Tired, broke, and completely fulfilled

The indie games of PAX Prime 2012

By Angela Espinoza, Arts Editor

What was just here, and now seems so far gone, PAX Prime 2012 was everything it could have been and more—only better, because it involved video games and the Sega booth provided me with lollipops. For those not in the know, PAX Prime is an annual gaming convention that takes place in Seattle at the end of August, with sister conventions in Boston (PAX East) and a just-announced third convention in Australia occurring next year, which I will call PAX Vegemite.

My experience this year was not as full as it could have been, having only just caught a single day pass for Saturday; the convention takes place over three days (Friday-Sunday), although it will be extended to four days in 2013. Nonetheless, I marathoned my way through all that I could in my all-too-brief PAX 2012 experience. But while I got to test out the Wii U (it’s alright) and grab all the swag my little arms could muster, perhaps it was the exhaustion, or the lack of air, but I had an epiphany—of all forms of gaming, my calling is to follow indie games.

Maybe it’s their affordability, or the casualty of it all, but I don’t think I follow other types of games (full-length, table top, or otherwise) nearly as much as I follow independent games. That said, much of my time on the floor was spent immersed in the Indie Megabooth and exploring the PAX 10; to quote the official PAX site, “Each year our group of 50 industry experts select the ten best indie games in regard to gameplay and overall fun-factor.”

I’m going to be perfectly honest in saying though that while some of this year’s PAX 10 were definitely interesting (Puzzlejuice and Offspring Fling! being personal favourites), the games that really caught my attention were featured over at the Megabooth.
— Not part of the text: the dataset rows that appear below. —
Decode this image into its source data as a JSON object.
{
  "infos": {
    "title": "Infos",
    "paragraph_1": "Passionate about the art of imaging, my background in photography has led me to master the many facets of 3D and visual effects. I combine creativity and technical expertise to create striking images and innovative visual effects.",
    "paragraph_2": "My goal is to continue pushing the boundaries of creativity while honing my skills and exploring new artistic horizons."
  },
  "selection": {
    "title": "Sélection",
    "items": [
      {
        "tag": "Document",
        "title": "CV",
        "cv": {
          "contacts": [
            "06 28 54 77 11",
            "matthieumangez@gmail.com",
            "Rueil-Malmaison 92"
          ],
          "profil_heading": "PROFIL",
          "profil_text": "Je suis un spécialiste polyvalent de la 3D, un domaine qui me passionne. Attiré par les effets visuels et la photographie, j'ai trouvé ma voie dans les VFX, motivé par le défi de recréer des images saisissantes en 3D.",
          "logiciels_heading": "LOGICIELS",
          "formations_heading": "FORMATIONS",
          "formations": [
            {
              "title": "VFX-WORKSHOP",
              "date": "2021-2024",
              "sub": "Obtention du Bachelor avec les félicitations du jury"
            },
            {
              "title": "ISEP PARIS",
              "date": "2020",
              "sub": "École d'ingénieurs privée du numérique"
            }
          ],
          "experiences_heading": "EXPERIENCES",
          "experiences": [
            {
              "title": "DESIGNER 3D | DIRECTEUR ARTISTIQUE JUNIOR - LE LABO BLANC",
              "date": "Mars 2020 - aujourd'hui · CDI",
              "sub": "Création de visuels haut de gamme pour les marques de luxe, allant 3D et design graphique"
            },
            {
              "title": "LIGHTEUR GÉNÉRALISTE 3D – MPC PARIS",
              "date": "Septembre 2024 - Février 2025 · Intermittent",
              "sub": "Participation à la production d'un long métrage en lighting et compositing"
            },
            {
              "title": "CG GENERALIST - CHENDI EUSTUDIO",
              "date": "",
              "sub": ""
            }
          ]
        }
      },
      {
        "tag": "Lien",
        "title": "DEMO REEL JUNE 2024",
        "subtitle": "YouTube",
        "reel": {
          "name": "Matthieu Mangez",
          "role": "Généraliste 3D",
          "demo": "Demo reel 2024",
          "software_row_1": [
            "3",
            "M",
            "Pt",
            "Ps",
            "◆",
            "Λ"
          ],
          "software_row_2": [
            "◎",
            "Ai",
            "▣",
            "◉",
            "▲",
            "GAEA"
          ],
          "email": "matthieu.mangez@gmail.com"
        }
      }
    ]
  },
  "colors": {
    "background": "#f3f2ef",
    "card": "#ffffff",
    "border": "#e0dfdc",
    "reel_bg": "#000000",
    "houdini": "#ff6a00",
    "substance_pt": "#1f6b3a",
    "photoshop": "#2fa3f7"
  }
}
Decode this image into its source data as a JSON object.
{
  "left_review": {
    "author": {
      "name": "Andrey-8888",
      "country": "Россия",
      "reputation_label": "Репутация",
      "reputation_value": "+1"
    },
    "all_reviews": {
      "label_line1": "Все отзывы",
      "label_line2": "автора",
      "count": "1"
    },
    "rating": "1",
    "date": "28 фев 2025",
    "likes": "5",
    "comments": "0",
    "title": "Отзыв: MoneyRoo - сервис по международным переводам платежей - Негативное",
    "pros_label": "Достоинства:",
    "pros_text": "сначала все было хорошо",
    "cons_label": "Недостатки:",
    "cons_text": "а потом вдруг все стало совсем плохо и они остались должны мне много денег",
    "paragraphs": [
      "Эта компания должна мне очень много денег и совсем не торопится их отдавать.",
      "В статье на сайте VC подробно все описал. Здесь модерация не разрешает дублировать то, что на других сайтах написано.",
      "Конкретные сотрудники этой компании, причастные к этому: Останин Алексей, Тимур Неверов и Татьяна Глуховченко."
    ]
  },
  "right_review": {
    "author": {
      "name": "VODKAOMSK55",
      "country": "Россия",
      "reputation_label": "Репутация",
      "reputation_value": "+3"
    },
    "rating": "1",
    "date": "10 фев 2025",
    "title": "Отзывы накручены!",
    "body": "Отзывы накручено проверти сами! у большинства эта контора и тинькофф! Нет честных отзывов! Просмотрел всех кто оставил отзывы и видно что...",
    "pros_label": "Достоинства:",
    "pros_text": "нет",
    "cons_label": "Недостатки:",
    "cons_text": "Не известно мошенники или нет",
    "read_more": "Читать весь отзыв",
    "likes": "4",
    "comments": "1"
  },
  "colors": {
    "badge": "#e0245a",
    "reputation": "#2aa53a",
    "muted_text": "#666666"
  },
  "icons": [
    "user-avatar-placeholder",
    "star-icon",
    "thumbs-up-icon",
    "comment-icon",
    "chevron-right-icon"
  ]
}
Some of these games, such as Octodad: Dadliest Catch and Runner2 didn’t need to be promoted any further, as they’ve already acquired followings in the past for earlier games like the original Octodad and other entrants in the Bit.Trip series. What I will say is that I’m excited for these new additions; Octodad was delightfully weird and silly, but what would’ve made it even better were tighter mechanics, which Dadliest Catch does indeed feature (along with cleaner graphics). As for Runner2, we’re given a far more complicated world than the original Bit.Trip Runner, and our previously 2D hero Commander Video is now a rubbery and far more defined stick creature.

Other games such as Closure instantly caught the eye due to its shadowy, Limbo-esque colour scheme—if you could call it that. Closure is creepy, as you control a small spider-like creature, picking up objects and moving them in order to keep going. What makes the game a challenge is that there is very little light, with everything but your goal and your spider friend shrouded in darkness. Then you had Snapshot, where the object of this colourful game is to snap pictures to solve puzzles; taking pictures absorbs the item in focus, which you can then use to aid you through the level.

The unquestionable breakout hits of the Megabooth though were Guacamelee!, the Metroid and Castlevania-inspired fighter game with a Mexican twist (yes, this exists, and yes, it is awesome and fun) and Super TIME Force, which is every great thing about the ‘90s in a ridiculous, pixilated shooter (and has one of the greatest video game trailers ever).

There you have it! Keep an eye out for these awesome indie games, as well as the likes of Charlie Murder, Antichamber, and rhythm game Drop That Beat Like an Ugly Baby—all due out between now and 2013!